An Octoroon review at Orange Tree Theatre, London – ‘madcap and daring’
An Octoroon is America’s Red Velvet. Sort of. Like Lolita Chakrabarti’s 2012 play, Branden Jacobs-Jenkins’ OBIE-winning 2014 work finds a black presence in 19th-century theatre – in an 1859 Dion Boucicault melodrama called The Octoroon – and mines it for all its worth. Unlike Red Velvet, though, An Octoroon is totally, totally bonkers.
It is essentially an extended riff on Boucicault’s play, retelling its story of financial mismanagement and forbidden love on a Louisiana cotton plantation within a teetering meta-theatrical framework. Jacobs-Jenkins himself appears as a character, as does Boucicault. White actors wear blackface, black actors wear whiteface, and a supersized rabbit randomly tap-dances across the stage.
Ned Bennett’s production – the piece’s European premiere – realises the madcap mania of Jacob-Jenkins’ text well. His overacting cast – led by the furiously multi-roling Ken Nwosu – might miss the play’s rich vein of absurdist humour, but they certainly capture its hectic perversity, aided by Georgia Lowe’s vaudevillian design, Elliot Griggs’ virtuosic lighting, and Theo Vidgen’s cinematic score.

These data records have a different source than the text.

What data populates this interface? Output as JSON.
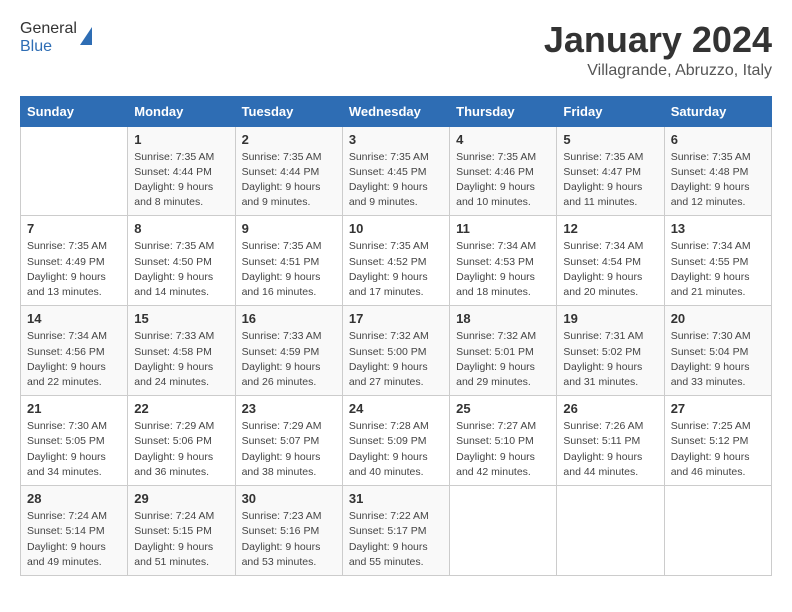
{
  "header": {
    "logo_general": "General",
    "logo_blue": "Blue",
    "title": "January 2024",
    "subtitle": "Villagrande, Abruzzo, Italy"
  },
  "days_of_week": [
    "Sunday",
    "Monday",
    "Tuesday",
    "Wednesday",
    "Thursday",
    "Friday",
    "Saturday"
  ],
  "weeks": [
    [
      {
        "day": "",
        "info": ""
      },
      {
        "day": "1",
        "info": "Sunrise: 7:35 AM\nSunset: 4:44 PM\nDaylight: 9 hours\nand 8 minutes."
      },
      {
        "day": "2",
        "info": "Sunrise: 7:35 AM\nSunset: 4:44 PM\nDaylight: 9 hours\nand 9 minutes."
      },
      {
        "day": "3",
        "info": "Sunrise: 7:35 AM\nSunset: 4:45 PM\nDaylight: 9 hours\nand 9 minutes."
      },
      {
        "day": "4",
        "info": "Sunrise: 7:35 AM\nSunset: 4:46 PM\nDaylight: 9 hours\nand 10 minutes."
      },
      {
        "day": "5",
        "info": "Sunrise: 7:35 AM\nSunset: 4:47 PM\nDaylight: 9 hours\nand 11 minutes."
      },
      {
        "day": "6",
        "info": "Sunrise: 7:35 AM\nSunset: 4:48 PM\nDaylight: 9 hours\nand 12 minutes."
      }
    ],
    [
      {
        "day": "7",
        "info": "Sunrise: 7:35 AM\nSunset: 4:49 PM\nDaylight: 9 hours\nand 13 minutes."
      },
      {
        "day": "8",
        "info": "Sunrise: 7:35 AM\nSunset: 4:50 PM\nDaylight: 9 hours\nand 14 minutes."
      },
      {
        "day": "9",
        "info": "Sunrise: 7:35 AM\nSunset: 4:51 PM\nDaylight: 9 hours\nand 16 minutes."
      },
      {
        "day": "10",
        "info": "Sunrise: 7:35 AM\nSunset: 4:52 PM\nDaylight: 9 hours\nand 17 minutes."
      },
      {
        "day": "11",
        "info": "Sunrise: 7:34 AM\nSunset: 4:53 PM\nDaylight: 9 hours\nand 18 minutes."
      },
      {
        "day": "12",
        "info": "Sunrise: 7:34 AM\nSunset: 4:54 PM\nDaylight: 9 hours\nand 20 minutes."
      },
      {
        "day": "13",
        "info": "Sunrise: 7:34 AM\nSunset: 4:55 PM\nDaylight: 9 hours\nand 21 minutes."
      }
    ],
    [
      {
        "day": "14",
        "info": "Sunrise: 7:34 AM\nSunset: 4:56 PM\nDaylight: 9 hours\nand 22 minutes."
      },
      {
        "day": "15",
        "info": "Sunrise: 7:33 AM\nSunset: 4:58 PM\nDaylight: 9 hours\nand 24 minutes."
      },
      {
        "day": "16",
        "info": "Sunrise: 7:33 AM\nSunset: 4:59 PM\nDaylight: 9 hours\nand 26 minutes."
      },
      {
        "day": "17",
        "info": "Sunrise: 7:32 AM\nSunset: 5:00 PM\nDaylight: 9 hours\nand 27 minutes."
      },
      {
        "day": "18",
        "info": "Sunrise: 7:32 AM\nSunset: 5:01 PM\nDaylight: 9 hours\nand 29 minutes."
      },
      {
        "day": "19",
        "info": "Sunrise: 7:31 AM\nSunset: 5:02 PM\nDaylight: 9 hours\nand 31 minutes."
      },
      {
        "day": "20",
        "info": "Sunrise: 7:30 AM\nSunset: 5:04 PM\nDaylight: 9 hours\nand 33 minutes."
      }
    ],
    [
      {
        "day": "21",
        "info": "Sunrise: 7:30 AM\nSunset: 5:05 PM\nDaylight: 9 hours\nand 34 minutes."
      },
      {
        "day": "22",
        "info": "Sunrise: 7:29 AM\nSunset: 5:06 PM\nDaylight: 9 hours\nand 36 minutes."
      },
      {
        "day": "23",
        "info": "Sunrise: 7:29 AM\nSunset: 5:07 PM\nDaylight: 9 hours\nand 38 minutes."
      },
      {
        "day": "24",
        "info": "Sunrise: 7:28 AM\nSunset: 5:09 PM\nDaylight: 9 hours\nand 40 minutes."
      },
      {
        "day": "25",
        "info": "Sunrise: 7:27 AM\nSunset: 5:10 PM\nDaylight: 9 hours\nand 42 minutes."
      },
      {
        "day": "26",
        "info": "Sunrise: 7:26 AM\nSunset: 5:11 PM\nDaylight: 9 hours\nand 44 minutes."
      },
      {
        "day": "27",
        "info": "Sunrise: 7:25 AM\nSunset: 5:12 PM\nDaylight: 9 hours\nand 46 minutes."
      }
    ],
    [
      {
        "day": "28",
        "info": "Sunrise: 7:24 AM\nSunset: 5:14 PM\nDaylight: 9 hours\nand 49 minutes."
      },
      {
        "day": "29",
        "info": "Sunrise: 7:24 AM\nSunset: 5:15 PM\nDaylight: 9 hours\nand 51 minutes."
      },
      {
        "day": "30",
        "info": "Sunrise: 7:23 AM\nSunset: 5:16 PM\nDaylight: 9 hours\nand 53 minutes."
      },
      {
        "day": "31",
        "info": "Sunrise: 7:22 AM\nSunset: 5:17 PM\nDaylight: 9 hours\nand 55 minutes."
      },
      {
        "day": "",
        "info": ""
      },
      {
        "day": "",
        "info": ""
      },
      {
        "day": "",
        "info": ""
      }
    ]
  ]
}
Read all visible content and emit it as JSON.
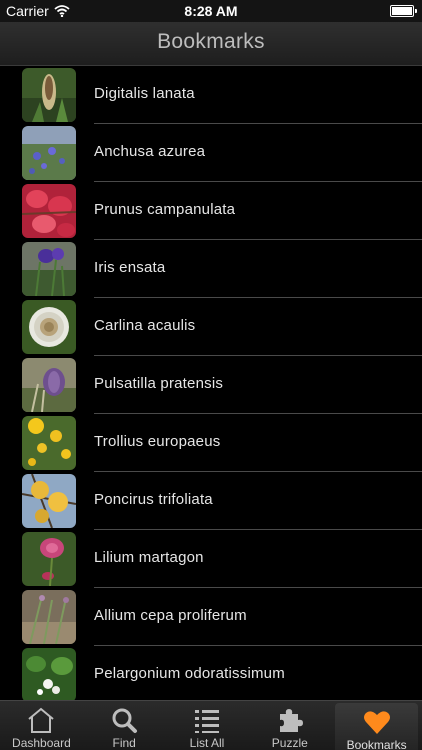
{
  "status": {
    "carrier": "Carrier",
    "time": "8:28 AM"
  },
  "nav": {
    "title": "Bookmarks"
  },
  "bookmarks": [
    {
      "name": "Digitalis lanata",
      "thumb": "digitalis-photo"
    },
    {
      "name": "Anchusa azurea",
      "thumb": "anchusa-photo"
    },
    {
      "name": "Prunus campanulata",
      "thumb": "prunus-photo"
    },
    {
      "name": "Iris ensata",
      "thumb": "iris-photo"
    },
    {
      "name": "Carlina acaulis",
      "thumb": "carlina-photo"
    },
    {
      "name": "Pulsatilla pratensis",
      "thumb": "pulsatilla-photo"
    },
    {
      "name": "Trollius europaeus",
      "thumb": "trollius-photo"
    },
    {
      "name": "Poncirus trifoliata",
      "thumb": "poncirus-photo"
    },
    {
      "name": "Lilium martagon",
      "thumb": "lilium-photo"
    },
    {
      "name": "Allium cepa proliferum",
      "thumb": "allium-photo"
    },
    {
      "name": "Pelargonium odoratissimum",
      "thumb": "pelargonium-photo"
    }
  ],
  "tabs": [
    {
      "label": "Dashboard",
      "icon": "home-icon"
    },
    {
      "label": "Find",
      "icon": "search-icon"
    },
    {
      "label": "List All",
      "icon": "list-icon"
    },
    {
      "label": "Puzzle",
      "icon": "puzzle-icon"
    },
    {
      "label": "Bookmarks",
      "icon": "heart-icon",
      "selected": true
    }
  ],
  "colors": {
    "accent": "#ff8a1c",
    "background": "#000000",
    "separator": "#4a4a4a"
  }
}
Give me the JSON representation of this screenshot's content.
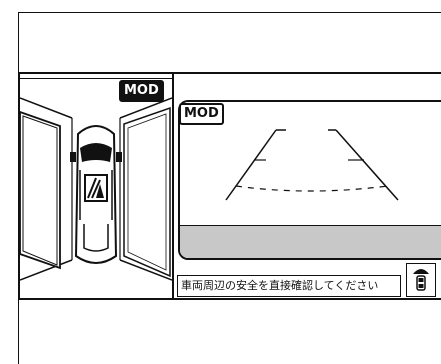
{
  "left_panel": {
    "mode_badge": "MOD"
  },
  "camera_panel": {
    "mode_badge": "MOD",
    "message": "車両周辺の安全を直接確認してください"
  },
  "colors": {
    "line": "#111111",
    "ground": "#c8c8c8",
    "background": "#ffffff"
  },
  "icons": {
    "car": "car-top-view-icon",
    "mirror": "side-mirror-icon",
    "sensor": "parking-sensor-icon"
  }
}
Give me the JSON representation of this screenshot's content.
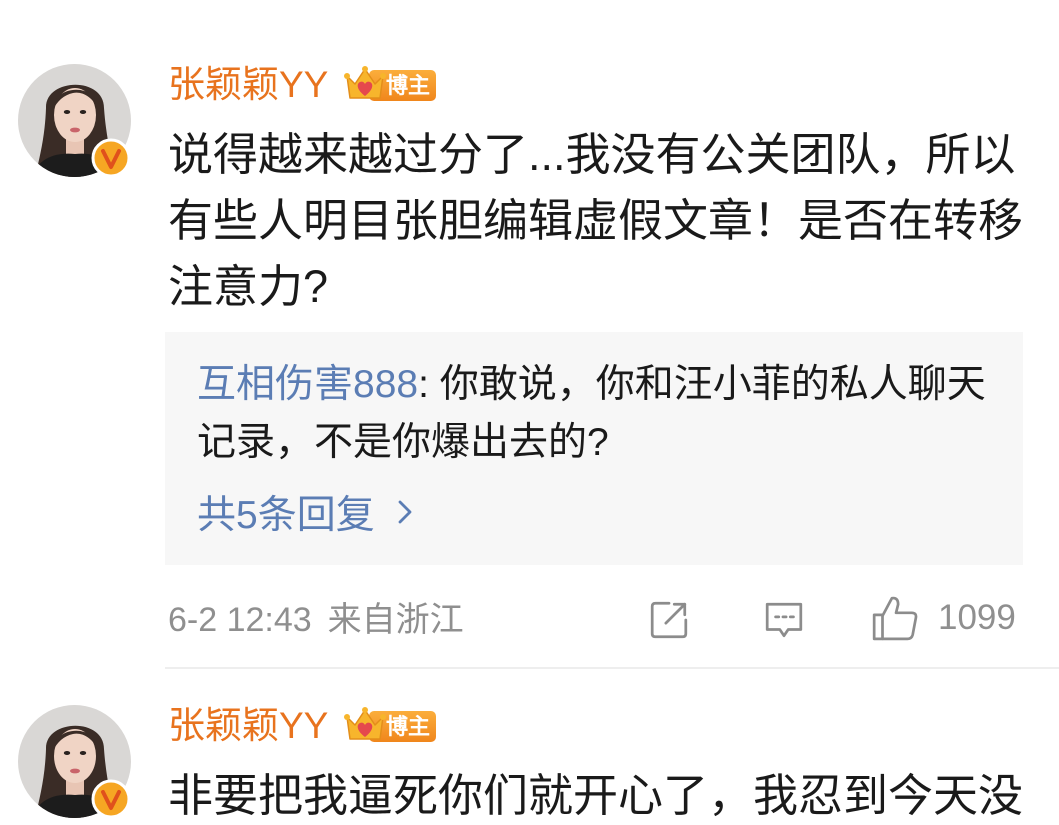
{
  "colors": {
    "username": "#E8731E",
    "link": "#5B7DB4",
    "text": "#1A1A1A",
    "meta": "#8F8F8F",
    "quote-bg": "#F7F7F7",
    "divider": "#EEEEEE",
    "icon": "#8C8C8C",
    "badge-top": "#FBAE3C",
    "badge-bottom": "#F0861C",
    "verified": "#F6A623",
    "verified-mark": "#E0511C"
  },
  "comments": [
    {
      "avatar_icon": "user-avatar-photo",
      "verified_icon": "verified-v-icon",
      "username": "张颖颖YY",
      "role_badge": {
        "icon": "crown-icon",
        "label": "博主"
      },
      "text_lines": [
        "说得越来越过分了...我没有公关团队，所以",
        "有些人明目张胆编辑虚假文章！是否在转移",
        "注意力?"
      ],
      "reply_preview": {
        "author": "互相伤害888",
        "lines": [
          ": 你敢说，你和汪小菲的私人聊天",
          "记录，不是你爆出去的?"
        ],
        "more_replies_label": "共5条回复",
        "more_icon": "chevron-right-icon"
      },
      "meta": {
        "time": "6-2 12:43",
        "location": "来自浙江"
      },
      "actions": {
        "share_icon": "share-icon",
        "comment_icon": "comment-icon",
        "like_icon": "thumbs-up-icon",
        "like_count": "1099"
      }
    },
    {
      "avatar_icon": "user-avatar-photo",
      "verified_icon": "verified-v-icon",
      "username": "张颖颖YY",
      "role_badge": {
        "icon": "crown-icon",
        "label": "博主"
      },
      "text_lines": [
        "非要把我逼死你们就开心了，我忍到今天没"
      ]
    }
  ]
}
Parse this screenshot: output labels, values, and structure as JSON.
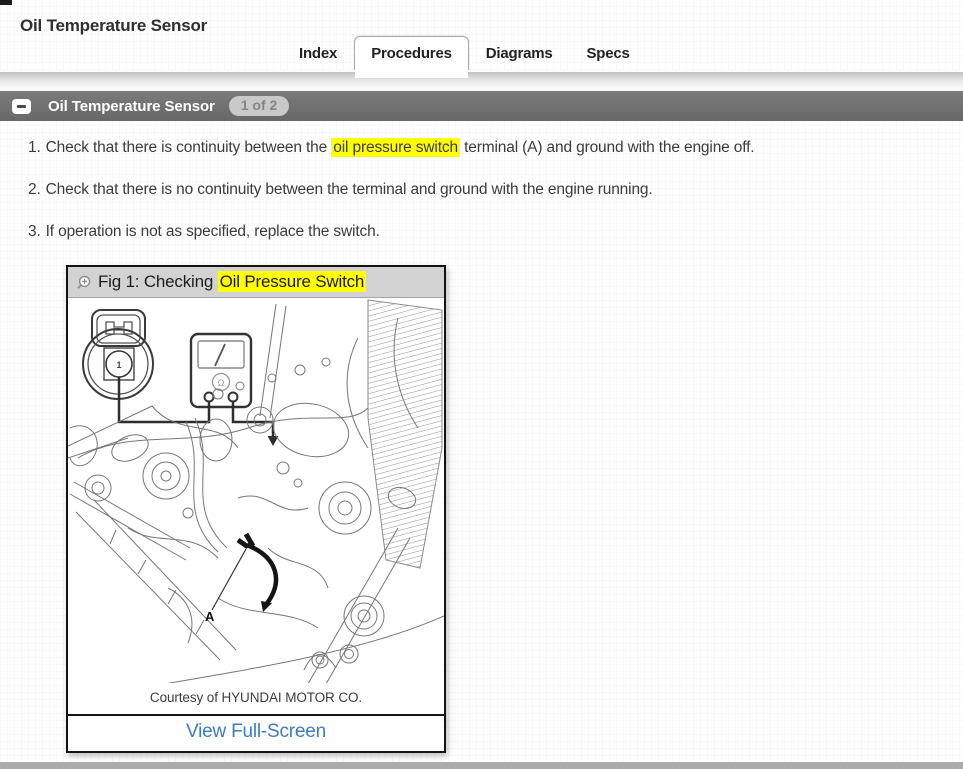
{
  "page": {
    "title": "Oil Temperature Sensor"
  },
  "tabs": {
    "items": [
      {
        "label": "Index",
        "active": false
      },
      {
        "label": "Procedures",
        "active": true
      },
      {
        "label": "Diagrams",
        "active": false
      },
      {
        "label": "Specs",
        "active": false
      }
    ]
  },
  "section_bar": {
    "collapse_icon": "minus-icon",
    "title": "Oil Temperature Sensor",
    "page_badge": "1 of 2"
  },
  "procedure": {
    "steps": [
      {
        "number": "1.",
        "pre": "Check that there is continuity between the ",
        "highlight": "oil pressure switch",
        "post": " terminal (A) and ground with the engine off."
      },
      {
        "number": "2.",
        "pre": "Check that there is no continuity between the terminal and ground with the engine running."
      },
      {
        "number": "3.",
        "pre": "If operation is not as specified, replace the switch."
      }
    ]
  },
  "figure": {
    "zoom_icon": "zoom-in-icon",
    "title_pre": "Fig 1: Checking ",
    "title_highlight": "Oil Pressure Switch",
    "connector_pin_label": "1",
    "meter_symbol": "Ω",
    "diagram_label": "A",
    "caption": "Courtesy of HYUNDAI MOTOR CO.",
    "fullscreen_link": "View Full-Screen"
  },
  "colors": {
    "highlight": "#ffff00",
    "link_blue": "#3e7cc2",
    "section_bar_gray": "#6f6f6f",
    "badge_gray": "#c9c9c9"
  }
}
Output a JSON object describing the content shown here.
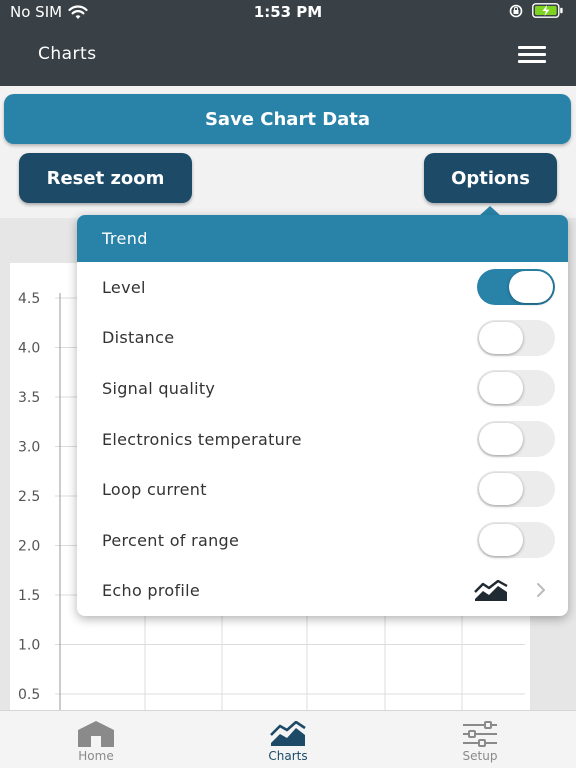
{
  "status_bar": {
    "carrier": "No SIM",
    "time": "1:53 PM"
  },
  "nav": {
    "title": "Charts"
  },
  "buttons": {
    "save": "Save Chart Data",
    "reset_zoom": "Reset zoom",
    "options": "Options"
  },
  "chart_data": {
    "type": "line",
    "y_ticks": [
      "4.5",
      "4.0",
      "3.5",
      "3.0",
      "2.5",
      "2.0",
      "1.5",
      "1.0",
      "0.5"
    ],
    "grid": true
  },
  "popover": {
    "header": "Trend",
    "items": [
      {
        "label": "Level",
        "on": true
      },
      {
        "label": "Distance",
        "on": false
      },
      {
        "label": "Signal quality",
        "on": false
      },
      {
        "label": "Electronics temperature",
        "on": false
      },
      {
        "label": "Loop current",
        "on": false
      },
      {
        "label": "Percent of range",
        "on": false
      }
    ],
    "echo_profile": "Echo profile"
  },
  "tabs": [
    {
      "label": "Home",
      "icon": "home-icon",
      "active": false
    },
    {
      "label": "Charts",
      "icon": "charts-icon",
      "active": true
    },
    {
      "label": "Setup",
      "icon": "sliders-icon",
      "active": false
    }
  ],
  "colors": {
    "accent": "#2983a8",
    "dark": "#1d4a66",
    "bar": "#3a4146",
    "battery": "#7ed321"
  }
}
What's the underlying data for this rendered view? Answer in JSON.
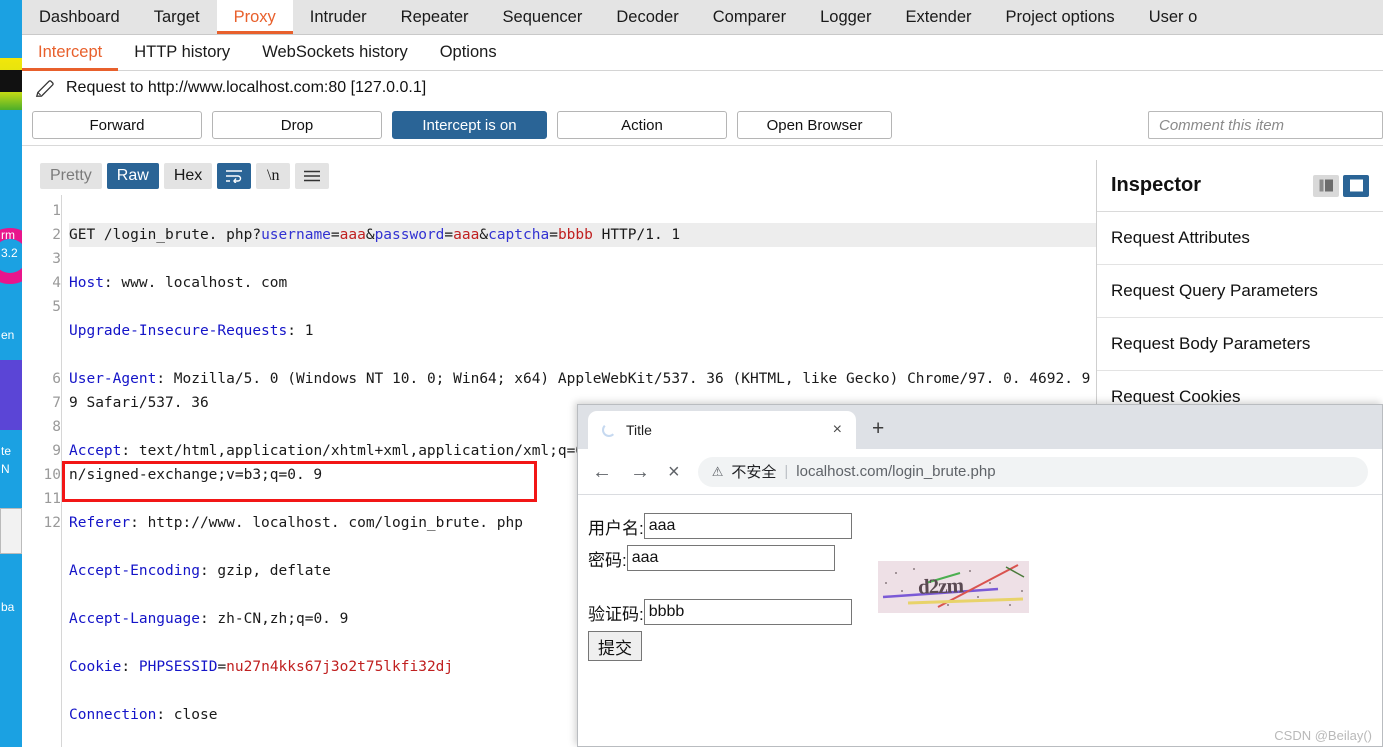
{
  "app": {
    "tabs": [
      {
        "label": "Dashboard",
        "active": false
      },
      {
        "label": "Target",
        "active": false
      },
      {
        "label": "Proxy",
        "active": true
      },
      {
        "label": "Intruder",
        "active": false
      },
      {
        "label": "Repeater",
        "active": false
      },
      {
        "label": "Sequencer",
        "active": false
      },
      {
        "label": "Decoder",
        "active": false
      },
      {
        "label": "Comparer",
        "active": false
      },
      {
        "label": "Logger",
        "active": false
      },
      {
        "label": "Extender",
        "active": false
      },
      {
        "label": "Project options",
        "active": false
      },
      {
        "label": "User o",
        "active": false
      }
    ],
    "subtabs": [
      {
        "label": "Intercept",
        "active": true
      },
      {
        "label": "HTTP history",
        "active": false
      },
      {
        "label": "WebSockets history",
        "active": false
      },
      {
        "label": "Options",
        "active": false
      }
    ]
  },
  "request_header": {
    "title": "Request to http://www.localhost.com:80  [127.0.0.1]"
  },
  "actions": {
    "forward": "Forward",
    "drop": "Drop",
    "intercept": "Intercept is on",
    "action": "Action",
    "open_browser": "Open Browser",
    "comment_placeholder": "Comment this item"
  },
  "viewbar": {
    "pretty": "Pretty",
    "raw": "Raw",
    "hex": "Hex",
    "newline": "\\n"
  },
  "editor": {
    "gutter": [
      "1",
      "2",
      "3",
      "4",
      "5",
      "",
      "",
      "6",
      "7",
      "8",
      "9",
      "10",
      "11",
      "12"
    ],
    "line1": {
      "method_path": "GET /login_brute. php?",
      "p1_key": "username",
      "p1_val": "aaa",
      "amp1": "&",
      "p2_key": "password",
      "p2_val": "aaa",
      "amp2": "&",
      "p3_key": "captcha",
      "p3_val": "bbbb",
      "proto": " HTTP/1. 1"
    },
    "lines": [
      {
        "hdr": "Host",
        "val": " www. localhost. com"
      },
      {
        "hdr": "Upgrade-Insecure-Requests",
        "val": " 1"
      },
      {
        "hdr": "User-Agent",
        "val": " Mozilla/5. 0 (Windows NT 10. 0; Win64; x64) AppleWebKit/537. 36 (KHTML, like Gecko) Chrome/97. 0. 4692. 99 Safari/537. 36"
      },
      {
        "hdr": "Accept",
        "val": " text/html,application/xhtml+xml,application/xml;q=0. 9,image/avif,image/webp,image/apng,*/*;q=0. 8,application/signed-exchange;v=b3;q=0. 9"
      },
      {
        "hdr": "Referer",
        "val": " http://www. localhost. com/login_brute. php"
      },
      {
        "hdr": "Accept-Encoding",
        "val": " gzip, deflate"
      },
      {
        "hdr": "Accept-Language",
        "val": " zh-CN,zh;q=0. 9"
      }
    ],
    "cookie_line": {
      "hdr": "Cookie",
      "key": " PHPSESSID",
      "eq": "=",
      "val": "nu27n4kks67j3o2t75lkfi32dj"
    },
    "last_line": {
      "hdr": "Connection",
      "val": " close"
    }
  },
  "inspector": {
    "title": "Inspector",
    "rows": [
      {
        "label": "Request Attributes"
      },
      {
        "label": "Request Query Parameters"
      },
      {
        "label": "Request Body Parameters"
      },
      {
        "label": "Request Cookies"
      }
    ]
  },
  "browser": {
    "tab_title": "Title",
    "close_label": "×",
    "newtab_label": "+",
    "nav": {
      "back": "←",
      "forward": "→",
      "stop": "×"
    },
    "omnibox": {
      "warn_icon": "⚠",
      "warn_text": "不安全",
      "separator": "|",
      "url": "localhost.com/login_brute.php"
    },
    "page": {
      "username_label": "用户名:",
      "username_value": "aaa",
      "password_label": "密码:",
      "password_value": "aaa",
      "captcha_label": "验证码:",
      "captcha_value": "bbbb",
      "captcha_image_text": "d2zm",
      "submit_label": "提交"
    }
  },
  "watermark": "CSDN @Beilay()",
  "desktop": {
    "labels": [
      "rm",
      "3.2",
      "en",
      "te",
      "N",
      "ba"
    ]
  },
  "colors": {
    "accent_orange": "#e8602c",
    "primary_blue": "#2a6496",
    "annotation_red": "#f21616",
    "header_blue": "#1414c8",
    "value_red": "#c02020"
  }
}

An Octoroon is a play that refuses to kowtow to the audience’s preconceptions, that dances with stereotypes and teases relentlessly with sly race politics. At times, this playfulness can lapse into gimmick, and one wishes Jacobs-Jenkins would strip away the artifice and make a simple, unobscured point. But that denial is all part of the fun in this daringly deconstructive rollercoaster.